In another study undertaken in Australia by Ernst & Young, fifty-one per cent of Australian companies lack the agility, budget and skill to mitigate known vulnerabilities and successfully address cyber security. The survey outlines that 80% of companies believe they face an increased cyber threat. For the first time in 17 years, the survey reveals that the biggest threat is posed by external forces such as ‘hacktavists’ and criminal syndicates.

Interestingly, despite the widespread media attention, only 19% of survey respondents saw the threat of natural disasters as the leading threat to growth thanks to a relatively calm year for disasters around the world.

Disclaimer

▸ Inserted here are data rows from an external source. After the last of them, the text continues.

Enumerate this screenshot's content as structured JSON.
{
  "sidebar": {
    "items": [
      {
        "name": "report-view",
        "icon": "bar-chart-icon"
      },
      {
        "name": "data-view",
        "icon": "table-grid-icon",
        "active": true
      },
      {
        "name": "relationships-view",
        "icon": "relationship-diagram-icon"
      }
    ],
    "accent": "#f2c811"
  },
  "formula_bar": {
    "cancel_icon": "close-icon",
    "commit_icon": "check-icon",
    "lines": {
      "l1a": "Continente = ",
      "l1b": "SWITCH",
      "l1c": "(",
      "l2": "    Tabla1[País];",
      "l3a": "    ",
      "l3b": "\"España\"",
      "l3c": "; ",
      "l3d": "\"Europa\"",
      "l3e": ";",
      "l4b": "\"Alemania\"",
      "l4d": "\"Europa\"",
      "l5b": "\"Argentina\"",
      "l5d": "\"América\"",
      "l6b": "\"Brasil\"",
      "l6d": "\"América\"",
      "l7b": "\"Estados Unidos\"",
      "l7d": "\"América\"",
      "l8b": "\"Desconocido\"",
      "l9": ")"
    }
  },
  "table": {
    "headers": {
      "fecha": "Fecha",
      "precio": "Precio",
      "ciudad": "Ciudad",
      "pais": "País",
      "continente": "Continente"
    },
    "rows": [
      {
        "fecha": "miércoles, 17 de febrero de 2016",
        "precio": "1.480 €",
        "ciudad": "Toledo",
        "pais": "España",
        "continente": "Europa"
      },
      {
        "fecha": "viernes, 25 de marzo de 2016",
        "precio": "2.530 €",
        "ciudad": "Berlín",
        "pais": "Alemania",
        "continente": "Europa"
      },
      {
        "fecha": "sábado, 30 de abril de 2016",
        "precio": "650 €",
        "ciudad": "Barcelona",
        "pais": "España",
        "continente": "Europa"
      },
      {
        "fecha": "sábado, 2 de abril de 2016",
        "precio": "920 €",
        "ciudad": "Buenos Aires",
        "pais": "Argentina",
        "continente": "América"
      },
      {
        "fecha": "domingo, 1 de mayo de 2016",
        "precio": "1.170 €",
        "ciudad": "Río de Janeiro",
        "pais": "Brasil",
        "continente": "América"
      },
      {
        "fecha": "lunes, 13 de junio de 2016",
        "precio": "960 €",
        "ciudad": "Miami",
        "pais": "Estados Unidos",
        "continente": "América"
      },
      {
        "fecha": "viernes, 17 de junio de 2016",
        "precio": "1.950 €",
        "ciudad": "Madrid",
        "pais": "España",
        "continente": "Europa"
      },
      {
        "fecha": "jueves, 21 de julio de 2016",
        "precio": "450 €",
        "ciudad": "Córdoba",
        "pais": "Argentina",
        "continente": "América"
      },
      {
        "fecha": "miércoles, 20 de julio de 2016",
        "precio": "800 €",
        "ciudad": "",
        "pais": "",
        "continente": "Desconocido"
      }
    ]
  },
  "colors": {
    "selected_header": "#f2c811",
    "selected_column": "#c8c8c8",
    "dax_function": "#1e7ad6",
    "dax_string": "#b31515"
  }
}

Conditions apply for each policy and the information expected from you for a policy to trigger. Coverage may differ based on specific clauses in individual policies. Please ask your broker to explain the additional benefits and exclusions pertaining to your policy.

The information provided is general advice only and does not take account of your personal circumstances or needs. Please refer to our financial services guide which contains details of our services and how we are remunerated.

santa business insurance

Is Santa covered this Christmas?

Far, far away in the North Pole, Santa was worried. With the busy Christmas period coming up and an ageing workforce of elves and reindeers, would this be the year something went wrong?

Santa had the same insurance for years now after a recommendation from his good friend, the Easter Bunny. But it has been year since he had sat down with his broker and gone over his insurance and his business risks.

For a busy and successful small business, Santa is typical of most business owners: “We are all busy — sometimes too busy — especially around the holidays, and I don’t have time to look at my insurance, it should be okay.” Is what I hear a lot.

If Santa was worried, he really should be looking at his insurance policy more regularly. As an insurance specialist, I’d be recommending Santa check the insurance for his North Pole operations:

  • Products & Public Liability – Santa builds and distributes toys to children all around the world. No other business has the same reach as Santa, yet he probably hasn’t updated his public and product liability cover. If one of his overworked elves makes a defective toy, Santa could be sued for compensation as a result of an injury to that child.
  • The elves’ tools — Santa should have employees’ tools coverage under his property insurance for the extra small equipment his workers bring to the workshop. While the North Pole doesn’t get many visitors, he should check his limit provided for theft under the property form.
  • Reindeer insurance — These are expensive livestock that Santa should insure against mortality, loss of use and major medical. If Rudolph breaks a leg Santa needs sufficient cover to make alternative arrangements.
  • The sleigh — This should be covered by an inland marine policy (like a cargo truck). As Santa used the sleigh to send his toys and goods to multiple locations, Santa needs to cover these valuables all over the world.
  • Business interruption — Santa works year-round to get ready for Christmas. Losing the workshop for just one day could make a difference between December 25 and December 26. Business interruption insurance would ensure that Santa has enough cash on hand to make sure he meets his obligations, continues to employ the elves and could set up a temporary facility at the South Pole.

Just like Santa, every business has specific risks that need to be reviewed regularly by an insurance expert. Like Santa, next time you think you’re too busy to properly review your insurance, remember that your family, staff and customers rely on you whatever may affect your business!

Disclaimer

Conditions apply for each policy and the information expected from you for a policy to trigger. Coverage may differ based on specific clauses in individual policies. Please ask your broker to explain the additional benefits and exclusions pertaining to your policy.

The information provided is general advice only and does not take account of your personal circumstances or needs. Please refer to our financial services guide which contains details of our services and how we are remunerated.